### WHAT TO DO
Reproduce the entries exactly as they appear below.

------------

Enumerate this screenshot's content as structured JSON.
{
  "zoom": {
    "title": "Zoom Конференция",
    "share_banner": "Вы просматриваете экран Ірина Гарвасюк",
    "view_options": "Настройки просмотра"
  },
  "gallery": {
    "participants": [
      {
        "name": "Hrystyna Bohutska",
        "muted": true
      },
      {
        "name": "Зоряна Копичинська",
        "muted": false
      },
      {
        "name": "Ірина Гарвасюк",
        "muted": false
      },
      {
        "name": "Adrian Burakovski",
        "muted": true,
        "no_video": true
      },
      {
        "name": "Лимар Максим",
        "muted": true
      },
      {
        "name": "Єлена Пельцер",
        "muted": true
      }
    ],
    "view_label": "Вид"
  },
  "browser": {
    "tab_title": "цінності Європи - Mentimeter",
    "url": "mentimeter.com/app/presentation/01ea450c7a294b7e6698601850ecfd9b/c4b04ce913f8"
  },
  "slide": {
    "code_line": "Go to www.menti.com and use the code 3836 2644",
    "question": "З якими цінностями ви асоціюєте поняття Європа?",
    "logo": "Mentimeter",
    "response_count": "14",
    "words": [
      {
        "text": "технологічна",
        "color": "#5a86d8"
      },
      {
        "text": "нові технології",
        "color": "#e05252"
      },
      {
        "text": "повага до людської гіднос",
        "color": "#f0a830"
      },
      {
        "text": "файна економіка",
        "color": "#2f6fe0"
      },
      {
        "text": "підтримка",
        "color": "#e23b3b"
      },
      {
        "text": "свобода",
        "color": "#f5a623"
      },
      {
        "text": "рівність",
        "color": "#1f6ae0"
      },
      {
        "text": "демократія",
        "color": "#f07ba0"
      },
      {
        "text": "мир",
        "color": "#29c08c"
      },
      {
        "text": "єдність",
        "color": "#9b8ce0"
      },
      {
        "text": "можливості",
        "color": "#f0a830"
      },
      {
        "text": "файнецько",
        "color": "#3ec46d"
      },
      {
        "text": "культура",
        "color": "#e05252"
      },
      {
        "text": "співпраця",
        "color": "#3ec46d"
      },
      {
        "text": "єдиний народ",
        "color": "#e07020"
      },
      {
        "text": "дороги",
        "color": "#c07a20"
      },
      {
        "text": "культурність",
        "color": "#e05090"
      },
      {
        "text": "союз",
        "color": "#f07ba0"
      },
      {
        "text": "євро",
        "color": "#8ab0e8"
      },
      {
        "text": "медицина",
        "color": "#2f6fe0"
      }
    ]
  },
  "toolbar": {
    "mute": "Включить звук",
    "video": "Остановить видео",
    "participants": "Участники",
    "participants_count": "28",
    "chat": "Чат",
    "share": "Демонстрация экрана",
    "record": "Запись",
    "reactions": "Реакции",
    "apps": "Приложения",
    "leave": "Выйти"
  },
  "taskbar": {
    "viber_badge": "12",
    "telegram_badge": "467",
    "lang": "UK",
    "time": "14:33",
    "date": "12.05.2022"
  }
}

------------

### REPLY TO THE EXERCISE
Enumerate this screenshot's content as structured JSON.
{
  "zoom": {
    "title": "Zoom Конференция",
    "share_banner": "Вы просматриваете экран Ірина Гарвасюк",
    "view_options": "Настройки просмотра"
  },
  "gallery": {
    "participants": [
      {
        "name": "Hrystyna Bohutska",
        "muted": true
      },
      {
        "name": "Зоряна Копичинська",
        "muted": false
      },
      {
        "name": "Ірина Гарвасюк",
        "muted": false
      },
      {
        "name": "Adrian Burakovski",
        "muted": true,
        "no_video": true
      },
      {
        "name": "Лимар Максим",
        "muted": true
      },
      {
        "name": "Єлена Пельцер",
        "muted": true
      }
    ],
    "view_label": "Вид"
  },
  "browser": {
    "tab_title": "цінності Європи - Mentimeter",
    "url": "mentimeter.com/app/presentation/01ea450c7a294b7e6698601850ecfd9b/c4b04ce913f8"
  },
  "slide": {
    "code_line": "Go to www.menti.com and use the code 3836 2644",
    "question": "З якими цінностями ви асоціюєте поняття Європа?",
    "logo": "Mentimeter",
    "response_count": "14",
    "words": [
      {
        "text": "технологічна",
        "color": "#5a86d8"
      },
      {
        "text": "нові технології",
        "color": "#e05252"
      },
      {
        "text": "повага до людської гіднос",
        "color": "#f0a830"
      },
      {
        "text": "файна економіка",
        "color": "#2f6fe0"
      },
      {
        "text": "підтримка",
        "color": "#e23b3b"
      },
      {
        "text": "свобода",
        "color": "#f5a623"
      },
      {
        "text": "рівність",
        "color": "#1f6ae0"
      },
      {
        "text": "демократія",
        "color": "#f07ba0"
      },
      {
        "text": "мир",
        "color": "#29c08c"
      },
      {
        "text": "єдність",
        "color": "#9b8ce0"
      },
      {
        "text": "можливості",
        "color": "#f0a830"
      },
      {
        "text": "файнецько",
        "color": "#3ec46d"
      },
      {
        "text": "культура",
        "color": "#e05252"
      },
      {
        "text": "співпраця",
        "color": "#3ec46d"
      },
      {
        "text": "єдиний народ",
        "color": "#e07020"
      },
      {
        "text": "дороги",
        "color": "#c07a20"
      },
      {
        "text": "культурність",
        "color": "#e05090"
      },
      {
        "text": "союз",
        "color": "#f07ba0"
      },
      {
        "text": "євро",
        "color": "#8ab0e8"
      },
      {
        "text": "медицина",
        "color": "#2f6fe0"
      }
    ]
  },
  "toolbar": {
    "mute": "Включить звук",
    "video": "Остановить видео",
    "participants": "Участники",
    "participants_count": "28",
    "chat": "Чат",
    "share": "Демонстрация экрана",
    "record": "Запись",
    "reactions": "Реакции",
    "apps": "Приложения",
    "leave": "Выйти"
  },
  "taskbar": {
    "viber_badge": "12",
    "telegram_badge": "467",
    "lang": "UK",
    "time": "14:33",
    "date": "12.05.2022"
  }
}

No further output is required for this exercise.